Seite 163 - I am thinking, as at yonder moon dim-glimmering thro' the dewy windowpane, I seem rather to be seeking, as it were asking, a symbolical language for something within me that already and forever exists, than observing anything new. Even when that latter is the case, yet still I have always an obscure feeling as if that new phaenomenon were the dim Awaking of a forgotten or hidden Truth of my inner Nature/ It is still interesting as a Word, a Symbol!
Seite 107 - My intention has not been so much to paint pictures that will charm the eye, as to suggest great thoughts that will appeal to the imagination and the heart, and kindle all that is best and noblest in humanity.

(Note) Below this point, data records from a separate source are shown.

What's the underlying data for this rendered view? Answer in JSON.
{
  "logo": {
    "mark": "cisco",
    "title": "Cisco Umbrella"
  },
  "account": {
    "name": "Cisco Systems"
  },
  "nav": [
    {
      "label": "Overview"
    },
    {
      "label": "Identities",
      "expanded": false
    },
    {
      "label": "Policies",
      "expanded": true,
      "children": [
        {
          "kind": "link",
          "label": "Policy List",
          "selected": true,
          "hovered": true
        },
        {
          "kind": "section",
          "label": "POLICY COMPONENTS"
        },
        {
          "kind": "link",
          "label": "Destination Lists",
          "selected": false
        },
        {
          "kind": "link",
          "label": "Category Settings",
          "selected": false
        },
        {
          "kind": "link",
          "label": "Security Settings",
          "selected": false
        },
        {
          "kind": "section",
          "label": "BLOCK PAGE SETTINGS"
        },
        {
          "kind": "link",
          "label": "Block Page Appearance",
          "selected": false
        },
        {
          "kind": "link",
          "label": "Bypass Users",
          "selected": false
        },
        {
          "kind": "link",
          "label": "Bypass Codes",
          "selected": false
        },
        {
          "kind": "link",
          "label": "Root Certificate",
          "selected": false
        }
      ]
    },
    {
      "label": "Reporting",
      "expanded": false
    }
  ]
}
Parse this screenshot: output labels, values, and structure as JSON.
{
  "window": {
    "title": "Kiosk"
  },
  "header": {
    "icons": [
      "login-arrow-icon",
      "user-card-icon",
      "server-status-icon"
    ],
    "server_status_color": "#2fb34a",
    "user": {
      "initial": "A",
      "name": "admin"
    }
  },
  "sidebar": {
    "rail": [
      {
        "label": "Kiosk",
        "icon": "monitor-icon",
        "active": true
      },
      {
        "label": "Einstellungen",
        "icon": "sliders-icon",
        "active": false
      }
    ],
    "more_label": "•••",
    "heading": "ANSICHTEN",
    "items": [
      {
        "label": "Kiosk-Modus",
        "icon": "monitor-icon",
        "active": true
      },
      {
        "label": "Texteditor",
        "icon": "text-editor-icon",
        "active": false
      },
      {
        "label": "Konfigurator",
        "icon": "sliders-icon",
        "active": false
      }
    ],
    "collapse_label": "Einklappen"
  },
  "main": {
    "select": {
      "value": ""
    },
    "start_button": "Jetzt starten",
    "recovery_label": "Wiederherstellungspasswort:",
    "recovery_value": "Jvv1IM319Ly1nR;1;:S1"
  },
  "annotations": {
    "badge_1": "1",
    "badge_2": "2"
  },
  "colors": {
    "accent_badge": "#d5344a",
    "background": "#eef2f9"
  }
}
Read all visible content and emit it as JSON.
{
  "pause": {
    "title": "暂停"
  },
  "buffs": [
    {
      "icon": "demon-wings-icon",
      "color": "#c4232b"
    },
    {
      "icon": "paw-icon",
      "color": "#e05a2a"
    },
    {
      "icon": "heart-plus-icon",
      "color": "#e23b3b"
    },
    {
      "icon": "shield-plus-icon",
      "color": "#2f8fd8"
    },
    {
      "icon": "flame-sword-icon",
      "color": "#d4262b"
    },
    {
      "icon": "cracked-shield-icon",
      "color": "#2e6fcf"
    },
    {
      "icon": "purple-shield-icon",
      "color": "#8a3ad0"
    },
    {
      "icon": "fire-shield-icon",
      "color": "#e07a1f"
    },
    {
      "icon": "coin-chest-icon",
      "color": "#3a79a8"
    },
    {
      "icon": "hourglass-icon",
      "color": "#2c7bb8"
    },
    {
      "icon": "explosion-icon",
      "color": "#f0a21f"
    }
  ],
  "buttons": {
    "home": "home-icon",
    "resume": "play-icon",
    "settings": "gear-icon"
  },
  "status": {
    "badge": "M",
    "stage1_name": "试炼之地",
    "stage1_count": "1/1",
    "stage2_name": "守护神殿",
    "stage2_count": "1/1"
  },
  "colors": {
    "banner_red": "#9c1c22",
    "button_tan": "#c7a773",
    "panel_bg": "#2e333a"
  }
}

Seite 173 - IT is not the lover of pictures, but the devotee of his own spiritual emotions who needs to be told that technique is art ; that it is as inseparable from art as features from facial expression, as body from soul in a world where force and matter seem inextricably entangled. In fact, the man who has no interest in technical questions has no interest in art ; he loves it as those love you who profess only love for your soul.
Seite 104 - Do I contradict myself? Very well then I contradict myself, (I am large, I contain multitudes.) I concentrate toward them that are nigh, I wait on the door-slab, Who has done his day's work?
Seite 21 - Peel would appoint him chairman of a royal commission (at first a select committee) 'to take into consideration the Promotion of the Fine Arts of this Country, in connexion with the Rebuilding of the Houses of Parliament'.
Seite 57 - ... illusions that endure through every changing fashion of the world. A knight in armour pricks on his horse in quick pursuit of the rainbow-tinted bubble of glory ; on his right are two lovers; on his left an aged student still pores over his work by the last rays of the dying sun ; while in the shadow of the group may be seen "the form of a little child chasing a butterfly.
Seite 94 - The ugliness of most things connected with our ordinary habits is most remarkable. A welldressed gentleman ready for dinner or attired for any ceremony is a pitiable example — his vesture nearly formless and quite foldless if he can have his will. His legs, unshapen props — his shirt front, a void — his dress coat, an unspeakable piece of ignobleness. Put it into sculpture, and see the result.